Write out all the data again, exactly as it stands.

[[ Given records, beginning ]]

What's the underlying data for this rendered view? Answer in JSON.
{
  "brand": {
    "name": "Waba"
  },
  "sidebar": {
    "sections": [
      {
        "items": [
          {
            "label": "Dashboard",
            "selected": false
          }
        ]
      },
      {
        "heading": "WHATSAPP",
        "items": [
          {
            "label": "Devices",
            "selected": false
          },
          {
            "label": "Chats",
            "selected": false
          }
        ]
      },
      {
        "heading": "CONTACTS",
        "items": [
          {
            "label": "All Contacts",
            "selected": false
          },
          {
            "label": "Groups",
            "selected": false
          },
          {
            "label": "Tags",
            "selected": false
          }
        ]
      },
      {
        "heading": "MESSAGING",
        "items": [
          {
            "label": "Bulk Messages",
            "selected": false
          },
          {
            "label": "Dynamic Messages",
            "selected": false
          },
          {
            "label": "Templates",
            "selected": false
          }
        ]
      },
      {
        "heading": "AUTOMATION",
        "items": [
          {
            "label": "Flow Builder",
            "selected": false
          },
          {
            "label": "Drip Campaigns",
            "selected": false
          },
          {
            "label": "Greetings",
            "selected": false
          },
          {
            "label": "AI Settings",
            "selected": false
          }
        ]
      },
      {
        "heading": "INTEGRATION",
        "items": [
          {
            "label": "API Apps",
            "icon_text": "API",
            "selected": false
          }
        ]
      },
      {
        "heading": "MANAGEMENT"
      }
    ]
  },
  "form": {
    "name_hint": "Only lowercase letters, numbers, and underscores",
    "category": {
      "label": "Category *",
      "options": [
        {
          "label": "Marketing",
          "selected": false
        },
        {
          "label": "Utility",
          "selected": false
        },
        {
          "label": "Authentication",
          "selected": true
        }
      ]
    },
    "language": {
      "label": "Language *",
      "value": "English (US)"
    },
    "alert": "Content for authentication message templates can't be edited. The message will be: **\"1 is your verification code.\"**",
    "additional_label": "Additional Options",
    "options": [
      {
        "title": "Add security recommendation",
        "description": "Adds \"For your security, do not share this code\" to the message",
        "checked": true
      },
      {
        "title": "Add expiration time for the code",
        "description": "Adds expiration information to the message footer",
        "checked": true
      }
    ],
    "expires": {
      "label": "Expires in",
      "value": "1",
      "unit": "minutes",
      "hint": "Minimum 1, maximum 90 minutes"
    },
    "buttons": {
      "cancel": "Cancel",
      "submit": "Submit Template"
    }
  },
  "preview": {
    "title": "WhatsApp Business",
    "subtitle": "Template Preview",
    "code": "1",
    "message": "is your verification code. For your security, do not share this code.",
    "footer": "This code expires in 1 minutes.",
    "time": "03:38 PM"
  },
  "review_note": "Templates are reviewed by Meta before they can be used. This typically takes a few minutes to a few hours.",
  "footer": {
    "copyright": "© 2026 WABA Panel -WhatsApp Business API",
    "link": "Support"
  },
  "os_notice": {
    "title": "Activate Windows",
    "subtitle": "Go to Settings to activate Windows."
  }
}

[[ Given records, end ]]

▸ **Task output**
What's the underlying data for this rendered view? Answer in JSON.
{
  "brand": {
    "name": "Waba"
  },
  "sidebar": {
    "sections": [
      {
        "items": [
          {
            "label": "Dashboard",
            "selected": false
          }
        ]
      },
      {
        "heading": "WHATSAPP",
        "items": [
          {
            "label": "Devices",
            "selected": false
          },
          {
            "label": "Chats",
            "selected": false
          }
        ]
      },
      {
        "heading": "CONTACTS",
        "items": [
          {
            "label": "All Contacts",
            "selected": false
          },
          {
            "label": "Groups",
            "selected": false
          },
          {
            "label": "Tags",
            "selected": false
          }
        ]
      },
      {
        "heading": "MESSAGING",
        "items": [
          {
            "label": "Bulk Messages",
            "selected": false
          },
          {
            "label": "Dynamic Messages",
            "selected": false
          },
          {
            "label": "Templates",
            "selected": false
          }
        ]
      },
      {
        "heading": "AUTOMATION",
        "items": [
          {
            "label": "Flow Builder",
            "selected": false
          },
          {
            "label": "Drip Campaigns",
            "selected": false
          },
          {
            "label": "Greetings",
            "selected": false
          },
          {
            "label": "AI Settings",
            "selected": false
          }
        ]
      },
      {
        "heading": "INTEGRATION",
        "items": [
          {
            "label": "API Apps",
            "icon_text": "API",
            "selected": false
          }
        ]
      },
      {
        "heading": "MANAGEMENT"
      }
    ]
  },
  "form": {
    "name_hint": "Only lowercase letters, numbers, and underscores",
    "category": {
      "label": "Category *",
      "options": [
        {
          "label": "Marketing",
          "selected": false
        },
        {
          "label": "Utility",
          "selected": false
        },
        {
          "label": "Authentication",
          "selected": true
        }
      ]
    },
    "language": {
      "label": "Language *",
      "value": "English (US)"
    },
    "alert": "Content for authentication message templates can't be edited. The message will be: **\"1 is your verification code.\"**",
    "additional_label": "Additional Options",
    "options": [
      {
        "title": "Add security recommendation",
        "description": "Adds \"For your security, do not share this code\" to the message",
        "checked": true
      },
      {
        "title": "Add expiration time for the code",
        "description": "Adds expiration information to the message footer",
        "checked": true
      }
    ],
    "expires": {
      "label": "Expires in",
      "value": "1",
      "unit": "minutes",
      "hint": "Minimum 1, maximum 90 minutes"
    },
    "buttons": {
      "cancel": "Cancel",
      "submit": "Submit Template"
    }
  },
  "preview": {
    "title": "WhatsApp Business",
    "subtitle": "Template Preview",
    "code": "1",
    "message": "is your verification code. For your security, do not share this code.",
    "footer": "This code expires in 1 minutes.",
    "time": "03:38 PM"
  },
  "review_note": "Templates are reviewed by Meta before they can be used. This typically takes a few minutes to a few hours.",
  "footer": {
    "copyright": "© 2026 WABA Panel -WhatsApp Business API",
    "link": "Support"
  },
  "os_notice": {
    "title": "Activate Windows",
    "subtitle": "Go to Settings to activate Windows."
  }
}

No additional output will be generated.